There are numerous elements in “Du clos de l’ouvert” and “Se pencher sur la forme d’un fil, I,” the two tracks made available for streaming from Frédéric Tentelier’s On Établit un Temps, On Creuse un Épais. The album was released earlier this month by Hitorri, a label from Tokyo, Japan. The accompanying text lists its contents, “field recordings, Fender Rhodes, organs, banjo, objects,” and judging by these two pieces, “objects” should come first in the list, so flush is the album with sounds that while not identifiable are contraindicatory of any sort of standard issue instrument. Instead there is a subtle chamber music of cracks and thwaps and creaks and knocks, with drones and bell tones and bits of melodic suggestiveness in between. And higher still on the list of materials should be “silence,” because beautiful as the source audio scraps are in combination, what really makes them work is how much space there is between them and within them, how the slightest sound is allowed full center-stage presence, and how any two bits might be separated by a significant lull. The silences are so prominent that even when they are absent, the music is heard against them as a backdrop. When sounds quiet down, they aren’t merely quiet. They are exposing the silence around them.

Album originally posted at hitorri.bandcamp.com.

Current Favorites: “In C,” New Davachi, Live Scanner

Heavy rotation, lightly annotated

A weekly(ish) answer to the question “What have you been listening to lately?” It’s lightly annotated because I don’t like re-posting material without providing some context. I hope to write more about some of these in the future, but didn’t want to delay sharing them.

▰ “In CV”: not just Terry Riley’s “In C” performed on modular synthesizer, but with a module specifically designed to play it. (via Jason Wehmhoener)

▰ Sarah Davachi has announced Antiphonals for release this coming September. For now there is one track, “Rushes Recede,” overlapping waves giving way to something more expressly gothic and churchly:

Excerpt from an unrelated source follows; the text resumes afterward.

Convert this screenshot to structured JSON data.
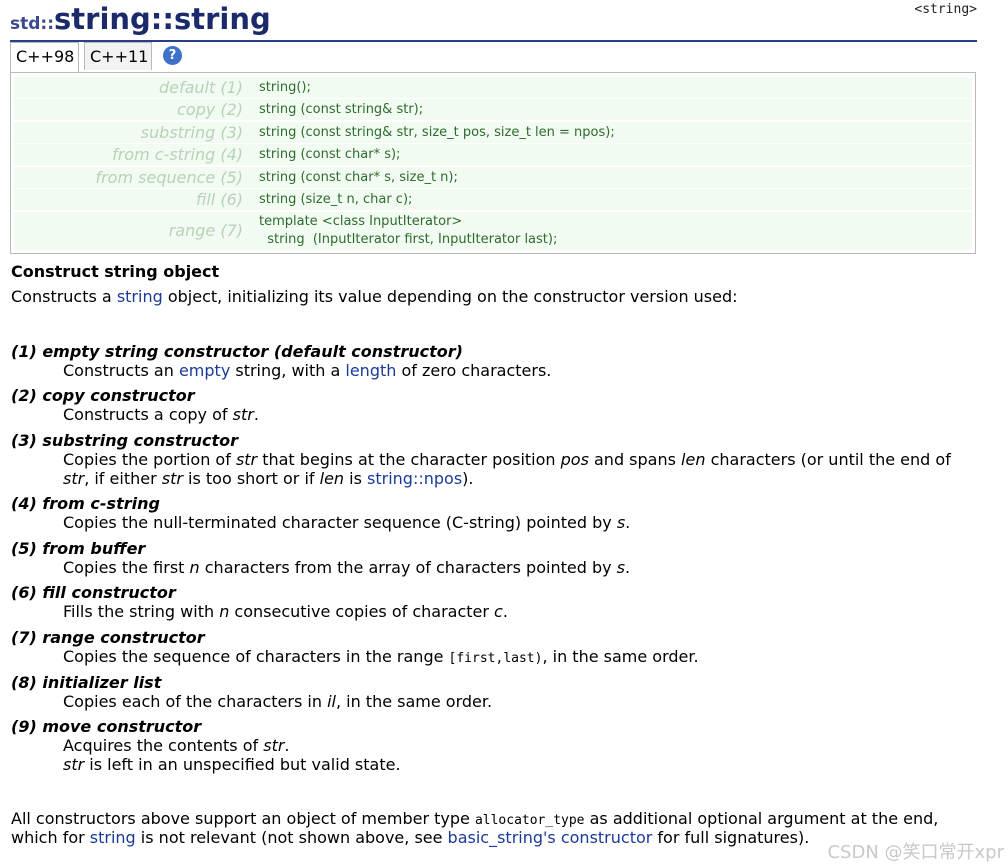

▰ I missed the Robin Rimbaud show last weekend, and am digging this 13-minute video excerpt of the full performance: pulsing minimalist beats and haunting voice (or voice-like material). Submerge:

twitter.com/disquiet: Cameo x Patreon, CDs x R2D2

From the past week

I do this manually each Saturday, collating recent tweets I made at twitter.com/disquiet, my public notebook. Some tweets pop up (in expanded form or otherwise) on Disquiet.com sooner. It’s personally informative to revisit the previous week of thinking out loud.

▰ My favorite morning sound remains the ice cubes clinking/fizzing in my coffee. I have a new one too. I hooked up a CD player/recorder so it’s always connected to my laptop when I’m at my desk, and in the morning when I turn everything on it emits delightful “R2D2 wakes up” whirs.

▰ Cameo, but 45-minute (real-time) music lessons from as wide an array of musicians as one could hope for. More like Cameo x Patreon.

▰ “Your pinky is like your secret weapon.”

(Thing I heard myself say in guitar class.)

(Lest there be any confusion in the matter, I am the student.)

▰ I find that music-making tools I’m drawn to are often those with active communities online. I then wonder what connection there is between building a community and building an instrument beyond both expressions including the word “build.”

▰ This week, Disquiet Junto participants share a protip and make music as an example (disquiet.com/0495). These are some of ’em:

  • dragged mics
  • notepad miniatures
  • enforced re-use
  • over repetition
  • trying new things
  • wind organs
  • excising perfectionism

▰ And on that note, have a good weekend. Get fresh air. Listen as you do so. Thank someone who made the past year livable. Re-read a favorite book while focusing on a stylistic element or secondary plot. See you Monday, or maybe Tuesday.